The breakthrough completed the train storage section between 26th Street and 34th Street along 11th Avenue.
The city-funded $2.1 billion extension of the 7 line is the first subway expansion in decades.
The project will help transform the Hudson Yards vicinity into a vibrant 24-hour neighborhood, containing a mix of commercial, residential, retail, open space and recreational uses.
In January of 2005, the City Council approved the Bloomberg Administration's plan for re-zoning the Hudson Yards area, including the Eastern Rail Yards.
On Monday, the plan to revitalize a bleak stretch of land along Manhattan's west side waterfront was approved by the Council, but the project remains without financing and it will likely be many years before any buildings go up.
The City Council approved a rezoning plan for half of the 26-acre rail yards known as Hudson Yards for apartments, hotel space, parks and other development, which is the last step of public approval for the entire project.
The other half was rezoned in 2005, but the developer and the transit agency owner have yet to close on a lease and construction has not begun.
The Metropolitan Transportation Authority owns the land and selected the developer, the Related Companies, in 2008. The property is now used for Long Island Rail Road operations.
Jay Cross, who oversees the project for the developer, said Monday that the parties have agreed to have a contract by the end of January. But as for building, the timeline is much more cloudy.
"It's a 10-year process, at least, to build up the Yards," Cross said. And there's no date set for when it will begin.

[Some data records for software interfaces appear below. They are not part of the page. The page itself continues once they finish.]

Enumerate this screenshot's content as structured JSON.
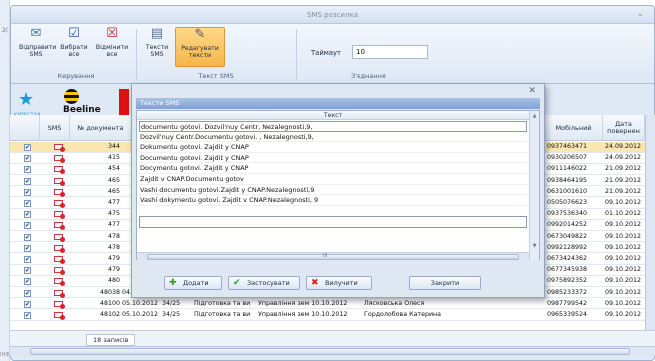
{
  "window": {
    "title": "SMS розсилка"
  },
  "ribbon": {
    "send_label": "Відправити SMS",
    "select_all_label": "Вибрати все",
    "deselect_all_label": "Відмінити все",
    "sms_texts_label": "Тексти SMS",
    "edit_texts_label": "Редагувати тексти",
    "timeout_label": "Таймаут",
    "timeout_value": "10",
    "group_control": "Керування",
    "group_text": "Текст SMS",
    "group_connection": "З'єднання"
  },
  "logos": {
    "kyivstar": "КИЇВСТАР",
    "beeline": "Beeline"
  },
  "grid": {
    "headers": {
      "sms": "SMS",
      "doc_no": "№ документа",
      "mobile": "Мобільний",
      "date": "Дата повернен"
    },
    "rows": [
      {
        "no": "344",
        "mobile": "0937463471",
        "date": "24.09.2012",
        "sel": true
      },
      {
        "no": "415",
        "mobile": "0930206507",
        "date": "24.09.2012"
      },
      {
        "no": "454",
        "mobile": "0911146022",
        "date": "21.09.2012"
      },
      {
        "no": "465",
        "mobile": "0938464195",
        "date": "21.09.2012"
      },
      {
        "no": "465",
        "mobile": "0631001610",
        "date": "21.09.2012"
      },
      {
        "no": "477",
        "mobile": "0505076623",
        "date": "09.10.2012"
      },
      {
        "no": "475",
        "mobile": "0937536340",
        "date": "01.10.2012"
      },
      {
        "no": "477",
        "mobile": "0992014252",
        "date": "09.10.2012"
      },
      {
        "no": "478",
        "mobile": "0673049822",
        "date": "09.10.2012"
      },
      {
        "no": "478",
        "mobile": "0992128992",
        "date": "09.10.2012"
      },
      {
        "no": "479",
        "mobile": "0673424362",
        "date": "09.10.2012"
      },
      {
        "no": "479",
        "mobile": "0677345938",
        "date": "09.10.2012"
      },
      {
        "no": "480",
        "mobile": "0975892352",
        "date": "09.10.2012"
      },
      {
        "no": "48038",
        "docdate": "04.10.2012",
        "num": "16/07",
        "desc": "Підготовка догов",
        "dept": "Фінансове упр. 11.10.2012",
        "person": "Равчак В.І, Равчак Ю.І.",
        "mobile": "0985233372",
        "date": "09.10.2012"
      },
      {
        "no": "48100",
        "docdate": "05.10.2012",
        "num": "34/25",
        "desc": "Підготовка та ви",
        "dept": "Управління зем 10.10.2012",
        "person": "Лясковська Олеся",
        "mobile": "0987799542",
        "date": "09.10.2012"
      },
      {
        "no": "48102",
        "docdate": "05.10.2012",
        "num": "34/25",
        "desc": "Підготовка та ви",
        "dept": "Управління зем 10.10.2012",
        "person": "Гордолобова Катерина",
        "mobile": "0965339524",
        "date": "09.10.2012"
      }
    ],
    "footer_count": "18 записів"
  },
  "dialog": {
    "title": "Тексти SMS",
    "column_header": "Текст",
    "items": [
      "documentu gotovi. Dozvil'nuy Centr, Nezalegnosti,9,",
      "Dozvil'nuy Centr.Documentu gotovi. , Nezalegnosti,9,",
      "Dokumentu gotovi. Zajdit y CNAP",
      "Documentu gotovi. Zajdit y CNAP",
      "Docymentu gotovi. Zajdit y CNAP",
      " Zajdit v CNAP.Documentu gotov",
      "Vashi documentu gotovi.Zajdit y CNAP.Nezalegnosti,9",
      "Vashi dokymentu gotovi. Zajdit v CNAP.Nezalegnosti, 9"
    ],
    "scroll_mid": "III",
    "add_label": "Додати",
    "apply_label": "Застосувати",
    "delete_label": "Вилучити",
    "close_label": "Закрити"
  }
}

The plan - among the most ambitious redevelopment ventures of Mayor Michael Bloomberg's administration - first requires multibillion-dollar platforms to be constructed over the rail yards before construction can take place. That won't start until at least 2011, Cross said.
The first half of the project rezoned several years ago allows for office, hotel and retail space, as well as public open areas.
The portion under consideration Monday focused more on residential use, plus cultural space, a new public school and green space. The proposal also ensured that 20 percent of all residential units will be affordable housing, or 1,150 apartments out of more than 5,700.
Cross said the initial development plan called for building to begin first in the more commercial half of the project, as soon as tenants sign up. But he said Monday that the Related Companies could end up starting with residential first, if the housing market recovers in the next several years.
He said Related expects to have renderings of residential buildings in the next year or two.
The neighborhood is now dominated by warehouses, parking lots and a convention center but has few options for public transit.